Shrove Tuesday was seen as a girl’s last chance of the season to create a good portent for her marriage fortunes, by showing her skill at tossing pancakes. Pity the poor girl, especially the eldest unmarried daughter, who arrived at Shrovetide without a prospect of marriage. Although the marriage games in general were played in a spirit of levity, a young woman’s failure to assume martial status was traumatic, since there was a distinct stigma attached to being unmarried in the Ireland well into the early 20th century.
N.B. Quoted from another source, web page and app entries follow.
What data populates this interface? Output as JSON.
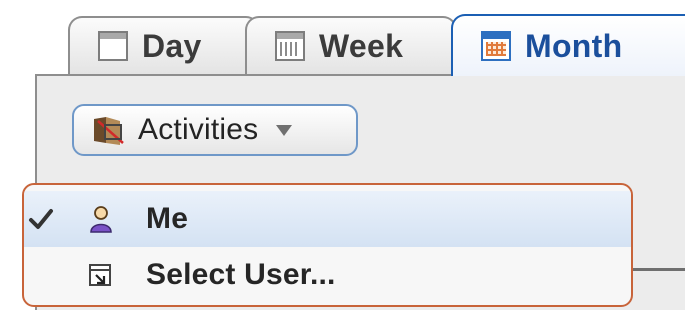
{
  "tabs": {
    "day": {
      "label": "Day"
    },
    "week": {
      "label": "Week"
    },
    "month": {
      "label": "Month",
      "selected": true
    }
  },
  "activities_button": {
    "label": "Activities"
  },
  "menu": {
    "items": [
      {
        "label": "Me",
        "checked": true,
        "highlighted": true,
        "icon": "user-icon"
      },
      {
        "label": "Select User...",
        "checked": false,
        "icon": "select-user-icon"
      }
    ]
  },
  "colors": {
    "selected_tab_border": "#1b5fb4",
    "menu_border": "#c8643a",
    "button_border": "#6f98c8"
  }
}
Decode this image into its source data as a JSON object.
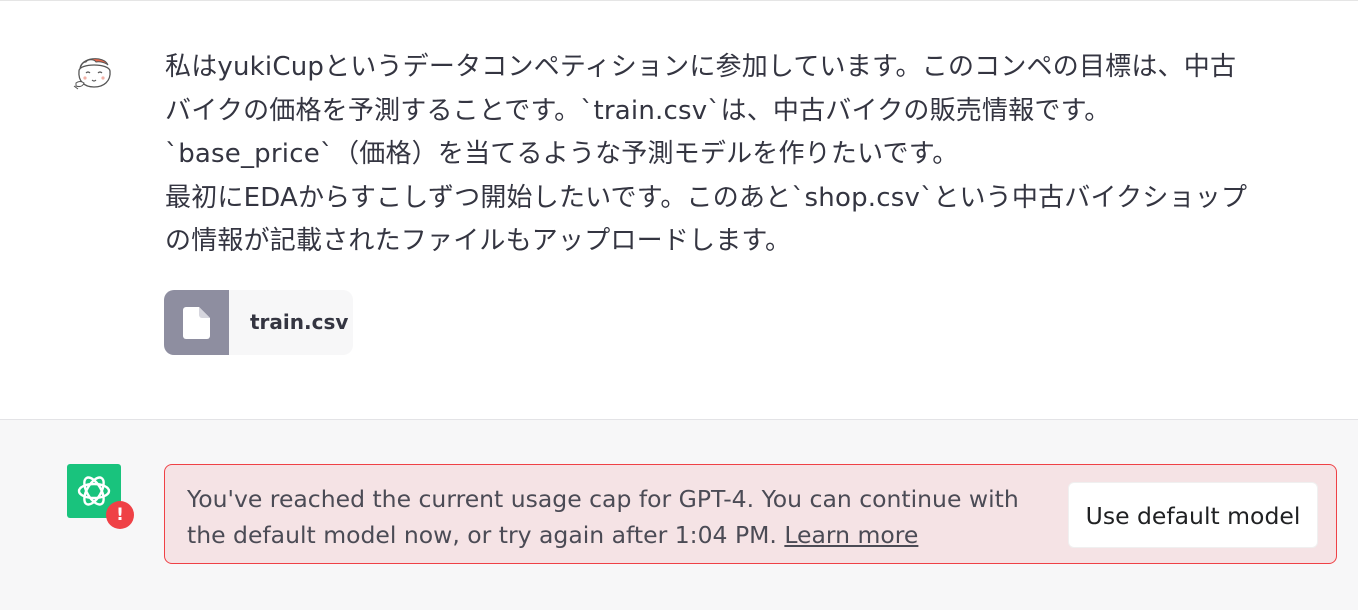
{
  "user_message": {
    "lines": [
      "私はyukiCupというデータコンペティションに参加しています。このコンペの目標は、中古",
      "バイクの価格を予測することです。`train.csv`は、中古バイクの販売情報です。",
      "`base_price`（価格）を当てるような予測モデルを作りたいです。",
      "最初にEDAからすこしずつ開始したいです。このあと`shop.csv`という中古バイクショップ",
      "の情報が記載されたファイルもアップロードします。"
    ],
    "attachment": {
      "file_name": "train.csv",
      "icon": "file-icon"
    },
    "avatar_icon": "user-avatar-icon"
  },
  "assistant_message": {
    "avatar_icon": "openai-logo-icon",
    "badge": "!",
    "error": {
      "text": "You've reached the current usage cap for GPT-4. You can continue with the default model now, or try again after 1:04 PM.",
      "link_text": "Learn more",
      "button_label": "Use default model"
    },
    "colors": {
      "error_border": "#ef4146",
      "error_background": "#f5e3e5",
      "avatar_background": "#19c37d",
      "row_background": "#f7f7f8"
    }
  }
}
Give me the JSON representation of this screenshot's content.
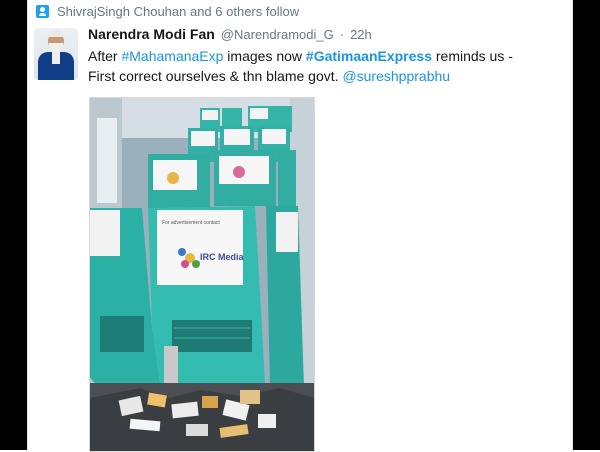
{
  "context": {
    "text": "ShivrajSingh Chouhan and 6 others follow",
    "icon": "follow-icon"
  },
  "tweet": {
    "author_name": "Narendra Modi Fan",
    "author_handle": "@Narendramodi_G",
    "separator": "·",
    "time": "22h",
    "text": {
      "t1": "After ",
      "h1": "#MahamanaExp",
      "t2": " images now ",
      "h2": "#GatimaanExpress",
      "t3": " reminds us - First correct ourselves & thn blame govt. ",
      "mention": "@sureshpprabhu"
    },
    "photo": {
      "seat_card_text": "IRC Media",
      "seat_card_caption": "For advertisement contact"
    }
  },
  "colors": {
    "link": "#1b95e0",
    "meta": "#657786",
    "seat": "#2fb1a7"
  }
}
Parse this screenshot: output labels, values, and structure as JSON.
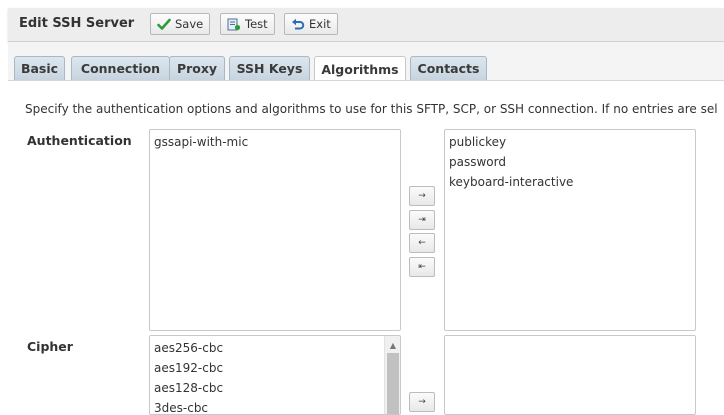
{
  "header": {
    "title": "Edit SSH Server",
    "buttons": [
      {
        "label": "Save",
        "icon": "check-icon"
      },
      {
        "label": "Test",
        "icon": "test-icon"
      },
      {
        "label": "Exit",
        "icon": "undo-icon"
      }
    ]
  },
  "tabs": [
    {
      "label": "Basic",
      "active": false
    },
    {
      "label": "Connection",
      "active": false
    },
    {
      "label": "Proxy",
      "active": false
    },
    {
      "label": "SSH Keys",
      "active": false
    },
    {
      "label": "Algorithms",
      "active": true
    },
    {
      "label": "Contacts",
      "active": false
    }
  ],
  "description": "Specify the authentication options and algorithms to use for this SFTP, SCP, or SSH connection. If no entries are sel",
  "authentication": {
    "label": "Authentication",
    "available": [
      "gssapi-with-mic"
    ],
    "selected": [
      "publickey",
      "password",
      "keyboard-interactive"
    ],
    "controls": [
      "→",
      "⇥",
      "←",
      "⇤"
    ]
  },
  "cipher": {
    "label": "Cipher",
    "available": [
      "aes256-cbc",
      "aes192-cbc",
      "aes128-cbc",
      "3des-cbc"
    ],
    "selected": [],
    "controls": [
      "→"
    ]
  },
  "colors": {
    "accent_green": "#2e9b3a",
    "accent_blue": "#2d6db5",
    "tab_bg": "#c7d4df"
  }
}
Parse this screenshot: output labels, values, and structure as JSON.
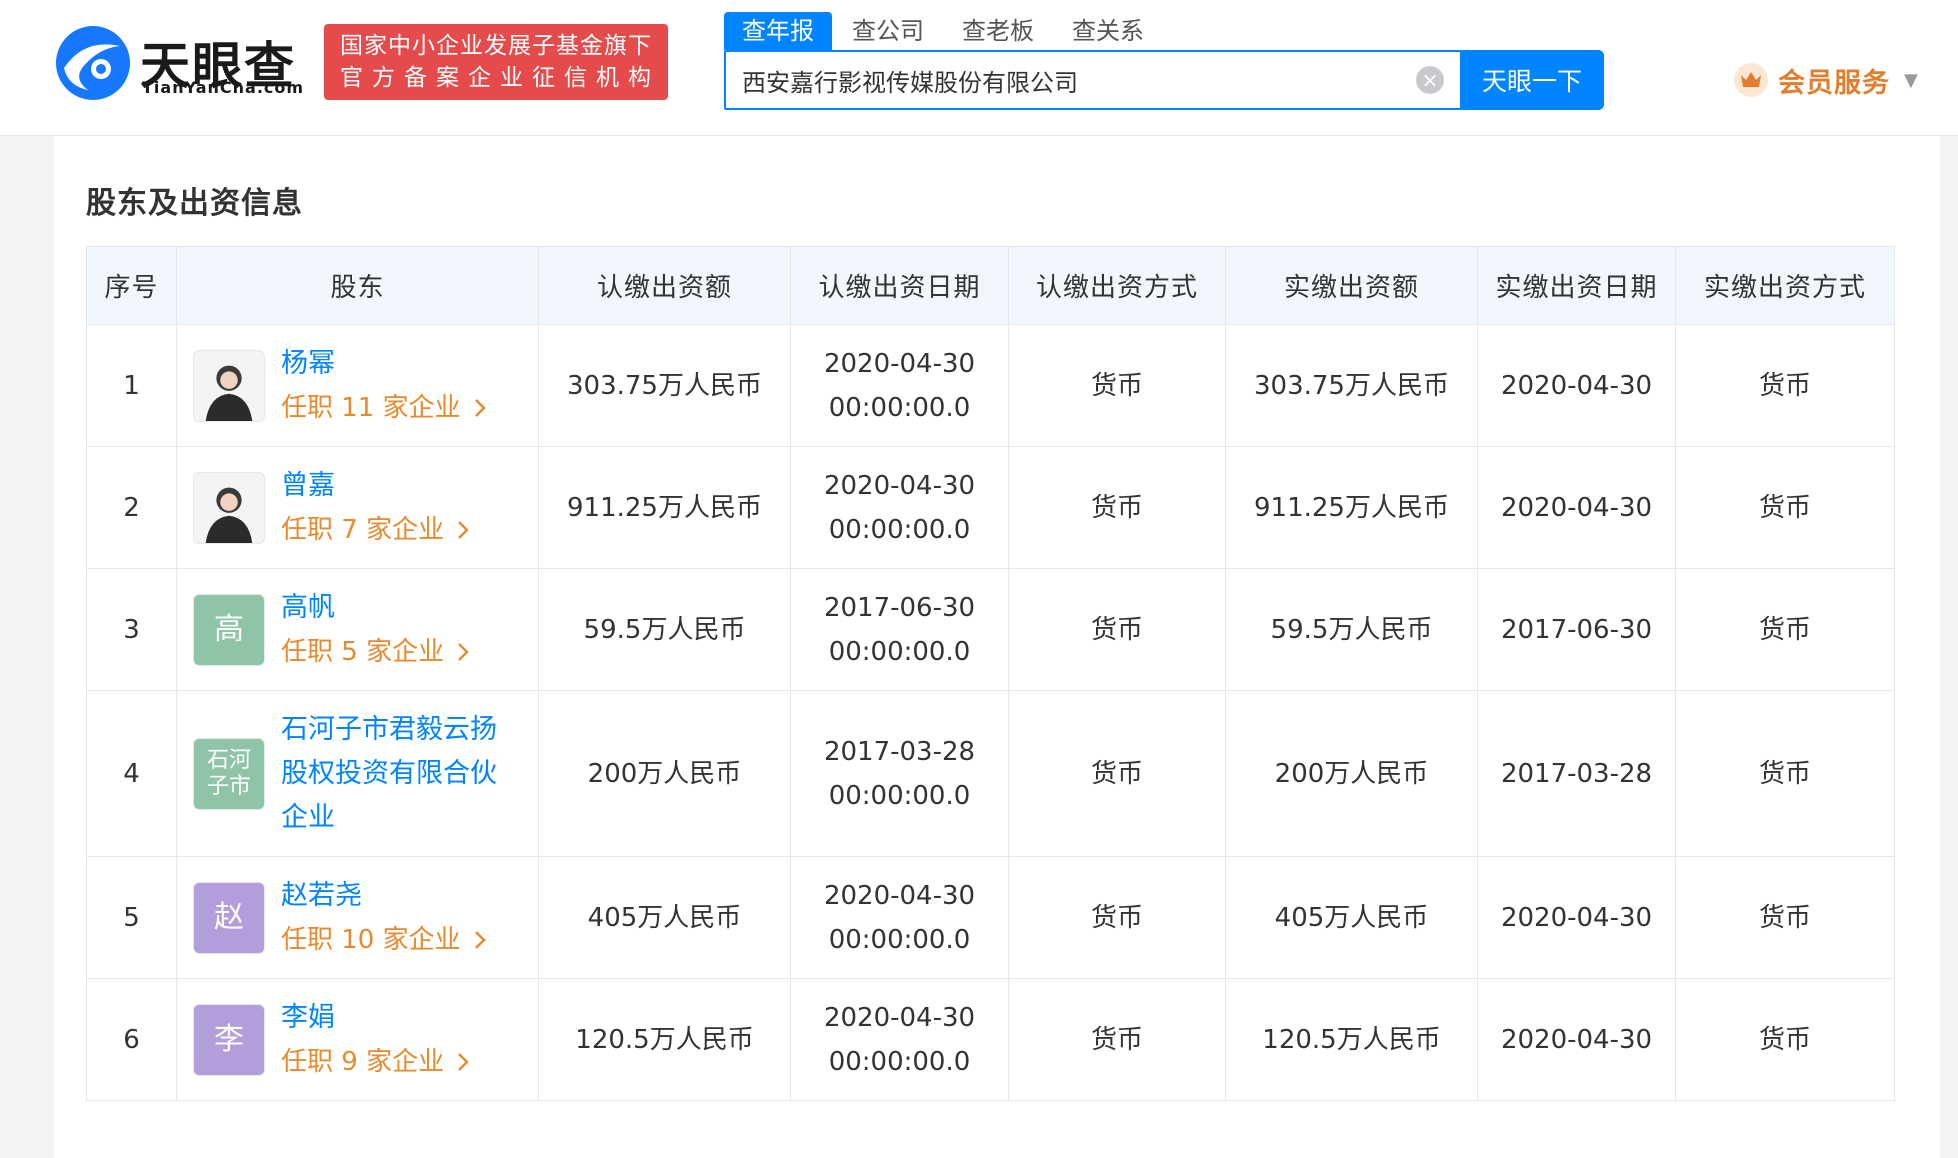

The Marriage Economy Behind these folk customs lay some grim economic aspects of marriage. After the Famine of the mid 19th century, Irish marriage patterns changed. This was brought on by a change in land inheritance customs. While land holdings had been divided among all family sons before the famine, afterwards most farms were passed on entirely to the eldest son. His sisters and brothers had no stake in the land, and were forced to seek economic security elsewhere. Many joined religious orders or the British military, took service jobs in urban areas, or emigrated from Ireland. Those who stayed put were forced to live at home as bachelors or spinsters. To complicate matters, the inheriting son often was not granted the farm until his father was far into old age. The son was obliged to delay marriage until his father saw fit, and it was generally approved not when the man needed a wife, but when the farm needed a woman. Sons who stayed on the farm were often well into their forties by the time they took their wedding vows. The atmosphere of the time was economically depressed and psychologically repressed. The fact that so many people either delayed marriage or lived in permanent celibacy is why the folk customs of the day show a constant, poignant desire for marriage.